- [Aim of the exercise]:
Without carrying over a single picture, write out the records below exactly.
[Record set — start]
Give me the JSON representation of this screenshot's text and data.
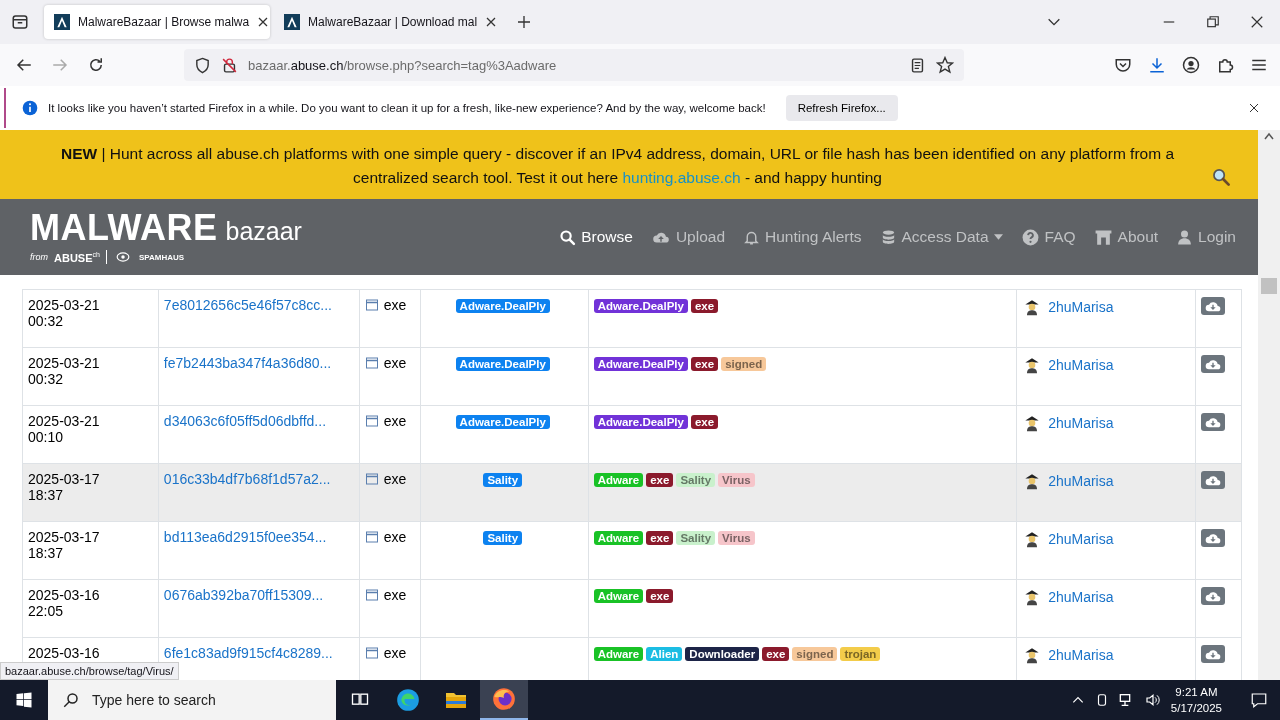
{
  "browser": {
    "tabs": [
      {
        "title": "MalwareBazaar | Browse malwa",
        "selected": true
      },
      {
        "title": "MalwareBazaar | Download mal",
        "selected": false
      }
    ],
    "url": {
      "host_pre": "bazaar.",
      "host": "abuse.ch",
      "path": "/browse.php?search=tag%3Aadware"
    },
    "notification": {
      "text": "It looks like you haven’t started Firefox in a while. Do you want to clean it up for a fresh, like-new experience? And by the way, welcome back!",
      "button": "Refresh Firefox..."
    }
  },
  "banner": {
    "lead": "**NEW** | Hunt across all abuse.ch platforms with one simple query - discover if an IPv4 address, domain, URL or file hash has been identified on any platform from a centralized search tool. Test it out here",
    "link": "hunting.abuse.ch",
    "tail": "- and happy hunting"
  },
  "header": {
    "logo_main": "MALWARE",
    "logo_sub": "bazaar",
    "logo_from": "from",
    "logo_abuse": "ABUSE",
    "logo_ch": "ch",
    "logo_spamhaus": "SPAMHAUS",
    "nav": [
      {
        "label": "Browse",
        "selected": true
      },
      {
        "label": "Upload",
        "selected": false
      },
      {
        "label": "Hunting Alerts",
        "selected": false
      },
      {
        "label": "Access Data",
        "selected": false
      },
      {
        "label": "FAQ",
        "selected": false
      },
      {
        "label": "About",
        "selected": false
      },
      {
        "label": "Login",
        "selected": false
      }
    ]
  },
  "table": {
    "rows": [
      {
        "date": "2025-03-21",
        "time": "00:32",
        "hash": "7e8012656c5e46f57c8cc...",
        "type": "exe",
        "signature": "Adware.DealPly",
        "tags": [
          {
            "text": "Adware.DealPly",
            "color": "#7132d8"
          },
          {
            "text": "exe",
            "color": "#8b1a2c"
          }
        ],
        "reporter": "2huMarisa",
        "hovered": false
      },
      {
        "date": "2025-03-21",
        "time": "00:32",
        "hash": "fe7b2443ba347f4a36d80...",
        "type": "exe",
        "signature": "Adware.DealPly",
        "tags": [
          {
            "text": "Adware.DealPly",
            "color": "#7132d8"
          },
          {
            "text": "exe",
            "color": "#8b1a2c"
          },
          {
            "text": "signed",
            "color": "#f7c89a"
          }
        ],
        "reporter": "2huMarisa",
        "hovered": false
      },
      {
        "date": "2025-03-21",
        "time": "00:10",
        "hash": "d34063c6f05ff5d06dbffd...",
        "type": "exe",
        "signature": "Adware.DealPly",
        "tags": [
          {
            "text": "Adware.DealPly",
            "color": "#7132d8"
          },
          {
            "text": "exe",
            "color": "#8b1a2c"
          }
        ],
        "reporter": "2huMarisa",
        "hovered": false
      },
      {
        "date": "2025-03-17",
        "time": "18:37",
        "hash": "016c33b4df7b68f1d57a2...",
        "type": "exe",
        "signature": "Sality",
        "tags": [
          {
            "text": "Adware",
            "color": "#19c226"
          },
          {
            "text": "exe",
            "color": "#8b1a2c"
          },
          {
            "text": "Sality",
            "color": "#c9f1cc"
          },
          {
            "text": "Virus",
            "color": "#f6c5ca"
          }
        ],
        "reporter": "2huMarisa",
        "hovered": true
      },
      {
        "date": "2025-03-17",
        "time": "18:37",
        "hash": "bd113ea6d2915f0ee354...",
        "type": "exe",
        "signature": "Sality",
        "tags": [
          {
            "text": "Adware",
            "color": "#19c226"
          },
          {
            "text": "exe",
            "color": "#8b1a2c"
          },
          {
            "text": "Sality",
            "color": "#c9f1cc"
          },
          {
            "text": "Virus",
            "color": "#f6c5ca"
          }
        ],
        "reporter": "2huMarisa",
        "hovered": false
      },
      {
        "date": "2025-03-16",
        "time": "22:05",
        "hash": "0676ab392ba70ff15309...",
        "type": "exe",
        "tags": [
          {
            "text": "Adware",
            "color": "#19c226"
          },
          {
            "text": "exe",
            "color": "#8b1a2c"
          }
        ],
        "reporter": "2huMarisa",
        "hovered": false
      },
      {
        "date": "2025-03-16",
        "hash": "6fe1c83ad9f915cf4c8289...",
        "type": "exe",
        "tags": [
          {
            "text": "Adware",
            "color": "#19c226"
          },
          {
            "text": "Alien",
            "color": "#1bbde3"
          },
          {
            "text": "Downloader",
            "color": "#1d2447"
          },
          {
            "text": "exe",
            "color": "#8b1a2c"
          },
          {
            "text": "signed",
            "color": "#f7c89a"
          },
          {
            "text": "trojan",
            "color": "#f3cc4a"
          }
        ],
        "reporter": "2huMarisa",
        "hovered": false
      }
    ]
  },
  "status_link": "bazaar.abuse.ch/browse/tag/Virus/",
  "taskbar": {
    "search_placeholder": "Type here to search",
    "apps": [
      {
        "selected": false
      },
      {
        "selected": false
      },
      {
        "selected": false
      },
      {
        "selected": true
      }
    ],
    "time": "9:21 AM",
    "date": "5/17/2025"
  }
}
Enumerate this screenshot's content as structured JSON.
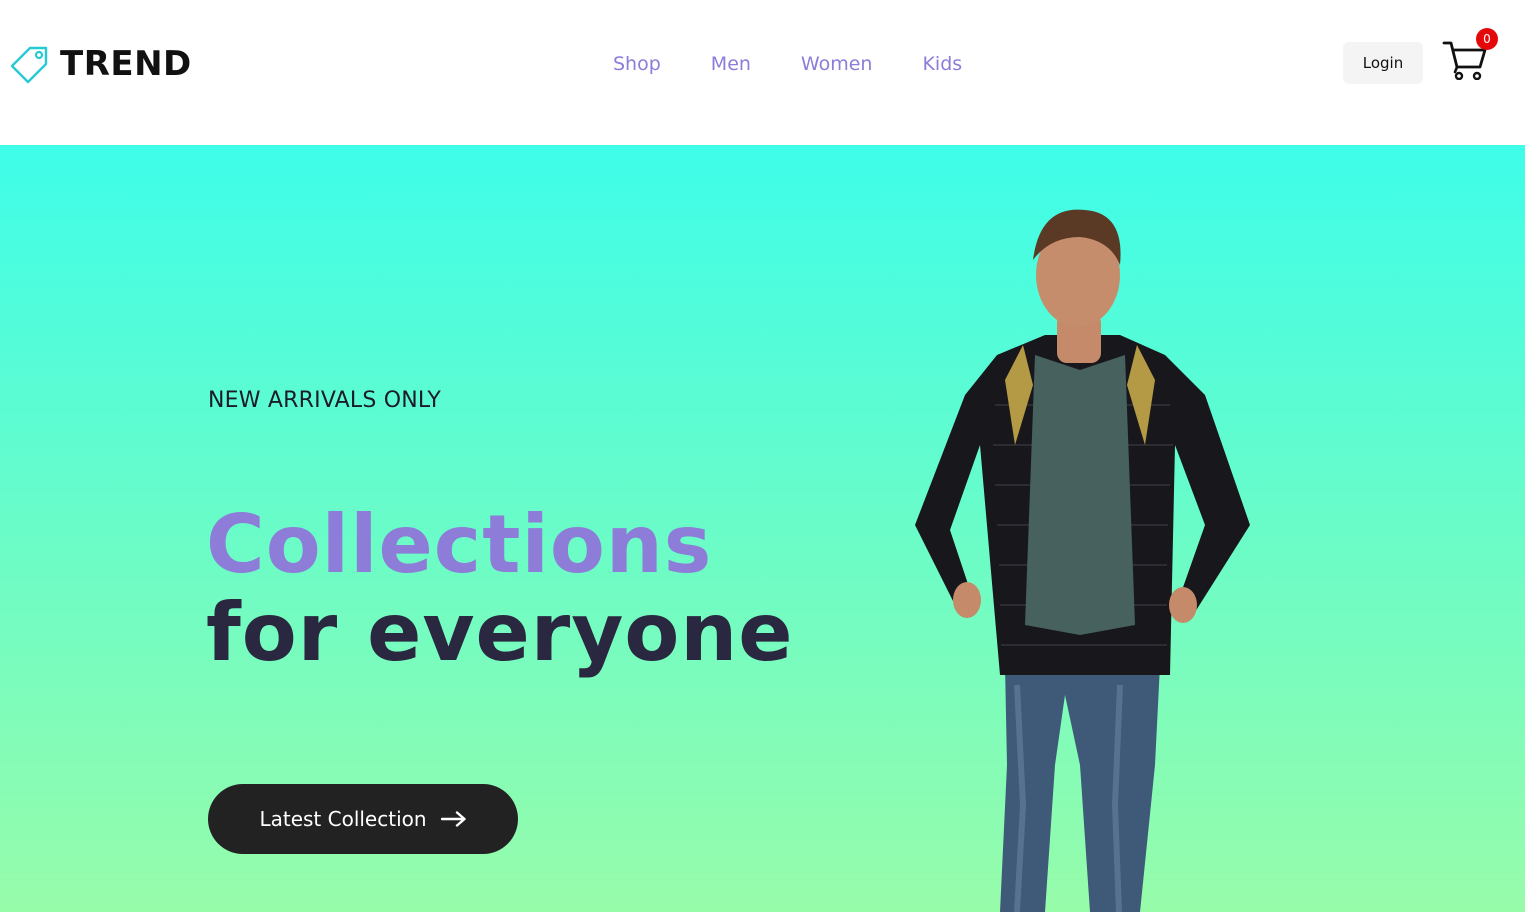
{
  "header": {
    "logo_text": "TREND",
    "nav": [
      {
        "label": "Shop"
      },
      {
        "label": "Men"
      },
      {
        "label": "Women"
      },
      {
        "label": "Kids"
      }
    ],
    "login_label": "Login",
    "cart_count": "0"
  },
  "hero": {
    "subtitle": "NEW ARRIVALS ONLY",
    "title_line1": "Collections",
    "title_line2": "for everyone",
    "cta_label": "Latest Collection"
  },
  "colors": {
    "accent": "#8d7cd8",
    "hero_gradient_top": "#3efde9",
    "hero_gradient_bottom": "#97fcaa",
    "cta_bg": "#222222",
    "badge": "#e5080a"
  },
  "icons": {
    "logo": "price-tag-icon",
    "cart": "shopping-cart-icon",
    "cta": "arrow-right-icon"
  }
}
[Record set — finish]
- [Expected answer]:
Give me the JSON representation of this screenshot's text and data.
{
  "browser": {
    "tabs": [
      {
        "title": "MalwareBazaar | Browse malwa",
        "selected": true
      },
      {
        "title": "MalwareBazaar | Download mal",
        "selected": false
      }
    ],
    "url": {
      "host_pre": "bazaar.",
      "host": "abuse.ch",
      "path": "/browse.php?search=tag%3Aadware"
    },
    "notification": {
      "text": "It looks like you haven’t started Firefox in a while. Do you want to clean it up for a fresh, like-new experience? And by the way, welcome back!",
      "button": "Refresh Firefox..."
    }
  },
  "banner": {
    "lead": "**NEW** | Hunt across all abuse.ch platforms with one simple query - discover if an IPv4 address, domain, URL or file hash has been identified on any platform from a centralized search tool. Test it out here",
    "link": "hunting.abuse.ch",
    "tail": "- and happy hunting"
  },
  "header": {
    "logo_main": "MALWARE",
    "logo_sub": "bazaar",
    "logo_from": "from",
    "logo_abuse": "ABUSE",
    "logo_ch": "ch",
    "logo_spamhaus": "SPAMHAUS",
    "nav": [
      {
        "label": "Browse",
        "selected": true
      },
      {
        "label": "Upload",
        "selected": false
      },
      {
        "label": "Hunting Alerts",
        "selected": false
      },
      {
        "label": "Access Data",
        "selected": false
      },
      {
        "label": "FAQ",
        "selected": false
      },
      {
        "label": "About",
        "selected": false
      },
      {
        "label": "Login",
        "selected": false
      }
    ]
  },
  "table": {
    "rows": [
      {
        "date": "2025-03-21",
        "time": "00:32",
        "hash": "7e8012656c5e46f57c8cc...",
        "type": "exe",
        "signature": "Adware.DealPly",
        "tags": [
          {
            "text": "Adware.DealPly",
            "color": "#7132d8"
          },
          {
            "text": "exe",
            "color": "#8b1a2c"
          }
        ],
        "reporter": "2huMarisa",
        "hovered": false
      },
      {
        "date": "2025-03-21",
        "time": "00:32",
        "hash": "fe7b2443ba347f4a36d80...",
        "type": "exe",
        "signature": "Adware.DealPly",
        "tags": [
          {
            "text": "Adware.DealPly",
            "color": "#7132d8"
          },
          {
            "text": "exe",
            "color": "#8b1a2c"
          },
          {
            "text": "signed",
            "color": "#f7c89a"
          }
        ],
        "reporter": "2huMarisa",
        "hovered": false
      },
      {
        "date": "2025-03-21",
        "time": "00:10",
        "hash": "d34063c6f05ff5d06dbffd...",
        "type": "exe",
        "signature": "Adware.DealPly",
        "tags": [
          {
            "text": "Adware.DealPly",
            "color": "#7132d8"
          },
          {
            "text": "exe",
            "color": "#8b1a2c"
          }
        ],
        "reporter": "2huMarisa",
        "hovered": false
      },
      {
        "date": "2025-03-17",
        "time": "18:37",
        "hash": "016c33b4df7b68f1d57a2...",
        "type": "exe",
        "signature": "Sality",
        "tags": [
          {
            "text": "Adware",
            "color": "#19c226"
          },
          {
            "text": "exe",
            "color": "#8b1a2c"
          },
          {
            "text": "Sality",
            "color": "#c9f1cc"
          },
          {
            "text": "Virus",
            "color": "#f6c5ca"
          }
        ],
        "reporter": "2huMarisa",
        "hovered": true
      },
      {
        "date": "2025-03-17",
        "time": "18:37",
        "hash": "bd113ea6d2915f0ee354...",
        "type": "exe",
        "signature": "Sality",
        "tags": [
          {
            "text": "Adware",
            "color": "#19c226"
          },
          {
            "text": "exe",
            "color": "#8b1a2c"
          },
          {
            "text": "Sality",
            "color": "#c9f1cc"
          },
          {
            "text": "Virus",
            "color": "#f6c5ca"
          }
        ],
        "reporter": "2huMarisa",
        "hovered": false
      },
      {
        "date": "2025-03-16",
        "time": "22:05",
        "hash": "0676ab392ba70ff15309...",
        "type": "exe",
        "tags": [
          {
            "text": "Adware",
            "color": "#19c226"
          },
          {
            "text": "exe",
            "color": "#8b1a2c"
          }
        ],
        "reporter": "2huMarisa",
        "hovered": false
      },
      {
        "date": "2025-03-16",
        "hash": "6fe1c83ad9f915cf4c8289...",
        "type": "exe",
        "tags": [
          {
            "text": "Adware",
            "color": "#19c226"
          },
          {
            "text": "Alien",
            "color": "#1bbde3"
          },
          {
            "text": "Downloader",
            "color": "#1d2447"
          },
          {
            "text": "exe",
            "color": "#8b1a2c"
          },
          {
            "text": "signed",
            "color": "#f7c89a"
          },
          {
            "text": "trojan",
            "color": "#f3cc4a"
          }
        ],
        "reporter": "2huMarisa",
        "hovered": false
      }
    ]
  },
  "status_link": "bazaar.abuse.ch/browse/tag/Virus/",
  "taskbar": {
    "search_placeholder": "Type here to search",
    "apps": [
      {
        "selected": false
      },
      {
        "selected": false
      },
      {
        "selected": false
      },
      {
        "selected": true
      }
    ],
    "time": "9:21 AM",
    "date": "5/17/2025"
  }
}
Enumerate this screenshot's content as structured JSON.
{
  "header": {
    "logo_text": "TREND",
    "nav": [
      {
        "label": "Shop"
      },
      {
        "label": "Men"
      },
      {
        "label": "Women"
      },
      {
        "label": "Kids"
      }
    ],
    "login_label": "Login",
    "cart_count": "0"
  },
  "hero": {
    "subtitle": "NEW ARRIVALS ONLY",
    "title_line1": "Collections",
    "title_line2": "for everyone",
    "cta_label": "Latest Collection"
  },
  "colors": {
    "accent": "#8d7cd8",
    "hero_gradient_top": "#3efde9",
    "hero_gradient_bottom": "#97fcaa",
    "cta_bg": "#222222",
    "badge": "#e5080a"
  },
  "icons": {
    "logo": "price-tag-icon",
    "cart": "shopping-cart-icon",
    "cta": "arrow-right-icon"
  }
}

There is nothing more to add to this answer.